Parts of Python can be seen in all of the above languages. Without A-O, there would be no FORTRAN; without FORTRAN, much of the functions and mathematical operation sets common to Python and C would be much different. Without Lisp, the familiar REPL might not exist. Without Smalltalk, modern Object Oriented Programming, particularly Python's kind, would not exist. And without C, neither would many of the system libraries Python relies on, and likely neither would the operator precedence rules we rely on (with Python's improvements).

That said, Python is hardly the end-game for language design. There are many other languages which are still in use, including all of the languages given here. There are also new languages being designed today, some of which might become as popular as any of these have been.

Regardless of what language you use, algorithms are algorithms. You're asking the computer to do certain things with its input, and produce an output accordingly. The language you program in won't stop you from implementing an algorithm, it just changes the symbols you use to do it.

Since all languages have some amount of specialization, there will never be one best language to use for all possible programs. Your best option in your career as a programmer is to learn many languages, and get good at learning new ones.
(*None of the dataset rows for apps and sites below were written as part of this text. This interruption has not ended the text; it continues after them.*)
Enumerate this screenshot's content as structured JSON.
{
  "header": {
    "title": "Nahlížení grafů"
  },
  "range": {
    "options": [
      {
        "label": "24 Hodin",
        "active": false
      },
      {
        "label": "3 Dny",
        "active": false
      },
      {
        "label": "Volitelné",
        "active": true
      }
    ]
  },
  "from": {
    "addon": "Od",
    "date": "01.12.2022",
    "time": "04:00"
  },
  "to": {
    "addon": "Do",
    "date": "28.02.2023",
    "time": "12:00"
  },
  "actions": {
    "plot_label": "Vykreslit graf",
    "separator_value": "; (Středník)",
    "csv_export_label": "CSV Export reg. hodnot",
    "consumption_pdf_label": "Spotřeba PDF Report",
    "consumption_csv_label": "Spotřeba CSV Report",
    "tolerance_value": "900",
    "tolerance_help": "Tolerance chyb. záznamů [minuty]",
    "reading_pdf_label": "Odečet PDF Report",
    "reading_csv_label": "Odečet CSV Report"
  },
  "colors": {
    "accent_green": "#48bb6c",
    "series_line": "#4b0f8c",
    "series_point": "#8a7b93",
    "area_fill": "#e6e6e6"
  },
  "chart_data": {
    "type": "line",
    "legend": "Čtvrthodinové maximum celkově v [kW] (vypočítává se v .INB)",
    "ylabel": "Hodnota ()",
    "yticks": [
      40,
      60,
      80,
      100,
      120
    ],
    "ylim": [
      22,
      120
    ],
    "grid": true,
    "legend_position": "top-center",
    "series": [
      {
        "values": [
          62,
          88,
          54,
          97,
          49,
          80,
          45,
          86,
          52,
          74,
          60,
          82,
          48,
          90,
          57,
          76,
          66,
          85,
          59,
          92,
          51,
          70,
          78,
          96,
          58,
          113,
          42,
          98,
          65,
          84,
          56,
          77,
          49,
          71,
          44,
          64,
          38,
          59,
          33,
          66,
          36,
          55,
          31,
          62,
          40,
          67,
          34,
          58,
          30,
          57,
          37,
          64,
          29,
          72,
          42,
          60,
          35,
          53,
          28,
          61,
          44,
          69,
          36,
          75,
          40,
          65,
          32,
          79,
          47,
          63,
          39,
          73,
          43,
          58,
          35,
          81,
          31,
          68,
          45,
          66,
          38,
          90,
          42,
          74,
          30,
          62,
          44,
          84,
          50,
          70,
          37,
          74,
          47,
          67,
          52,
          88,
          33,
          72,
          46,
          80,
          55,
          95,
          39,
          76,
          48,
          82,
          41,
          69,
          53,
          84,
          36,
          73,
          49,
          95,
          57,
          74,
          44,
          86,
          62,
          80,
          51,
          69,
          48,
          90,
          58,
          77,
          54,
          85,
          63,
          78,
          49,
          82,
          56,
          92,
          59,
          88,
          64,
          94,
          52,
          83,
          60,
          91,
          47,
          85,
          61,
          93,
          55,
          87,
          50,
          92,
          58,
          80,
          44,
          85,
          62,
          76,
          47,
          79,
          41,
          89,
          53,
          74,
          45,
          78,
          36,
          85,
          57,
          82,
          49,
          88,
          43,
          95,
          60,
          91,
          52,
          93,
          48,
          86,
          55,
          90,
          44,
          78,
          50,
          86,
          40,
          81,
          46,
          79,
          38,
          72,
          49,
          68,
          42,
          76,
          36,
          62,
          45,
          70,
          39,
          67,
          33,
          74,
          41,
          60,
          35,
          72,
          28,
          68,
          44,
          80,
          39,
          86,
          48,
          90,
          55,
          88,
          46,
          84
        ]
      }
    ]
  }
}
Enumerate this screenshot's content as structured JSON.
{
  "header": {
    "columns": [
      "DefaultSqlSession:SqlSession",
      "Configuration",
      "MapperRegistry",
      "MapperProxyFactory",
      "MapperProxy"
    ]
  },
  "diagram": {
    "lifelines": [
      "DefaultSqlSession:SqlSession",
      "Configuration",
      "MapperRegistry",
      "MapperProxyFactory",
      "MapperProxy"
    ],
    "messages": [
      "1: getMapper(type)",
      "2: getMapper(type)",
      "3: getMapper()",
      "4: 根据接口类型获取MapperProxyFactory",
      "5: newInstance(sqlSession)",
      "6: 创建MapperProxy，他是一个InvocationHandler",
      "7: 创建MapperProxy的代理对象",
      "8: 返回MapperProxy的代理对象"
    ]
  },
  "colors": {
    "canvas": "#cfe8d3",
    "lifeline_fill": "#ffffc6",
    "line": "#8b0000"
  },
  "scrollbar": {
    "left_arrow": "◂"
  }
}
You never know what you might need to use in a future project.


Author Unknown, Grace Hopper Celebration of Women in Computing 1994 conference proceedings, 1994, Retrieved from http://www.cs.yale.edu/homes/tap/Files/hopper-story.html on May 20, 2017.

Author Unknown, The FORTRAN Programming Language, 1999, Retrieved from http://groups.engin.umd.umich.edu/CIS/course.des/cis400/fortran/fortran.html on May 20, 2017.

John McCarthy, History of Lisp, Stanford University, 1979, Retrieved from http://www-formal.stanford.edu/jmc/history/lisp/lisp.html on May 20, 2017

Alan C. Kay, The Early History Of Smalltalk, Apple Computer, 1993, Retrieved from http://worrydream.com/EarlyHistoryOfSmalltalk/ on May 20, 2017

Dennis M. Ritchie, The Development of the C Language*, Bell Labs/Lucent Technologies, 1993, Retrieved from https://www.bell-labs.com/usr/dmr/www/chist.html on May 20, 2017

Exercise: Quiz Yourself (Computer Languages)

After reading the above history (or reviewing again now), ask yourself the following questions about what you read, and make sure you know how to answer correctly.

  1. When Grace Hopper suggested the concept of a fully functional computer language compiler, what was the reason given by superiors for why it supposedly wasn't worth doing?

  2. What was the name of the first ever compiler, as created by Grace Hopper?

  3. What was the purpose of the FLOW-MATIC language Grace Hopper made after that compiler?

  4. What language did the CODASYL meetings eventually produce, with Admiral Hopper's guidance?

  5. What does FORTRAN stand for?

  6. What was the intended purpose of FORTRAN?

  7. What modern features first appeared in FORTRAN?

  8. Why does Lisp have the car and cdr functions, and other similarly named things?

  9. What did Lisp give to Python's design?

  10. What does the name Lisp mean?

  11. What was Smalltalk's main contribution to language design?

  12. When demonstrating Smalltalk, what major innovation did Kay's team demonstrate that all personal computer operating systems would later mimic?

  13. What was the purpose of the C language?

  14. What model of machine was the precursor to C, known as B, originally made for?

  15. What makes C more useful for programming operating systems than, say, Smalltalk or Python?

  16. What is the best language a programmer should use for every future program?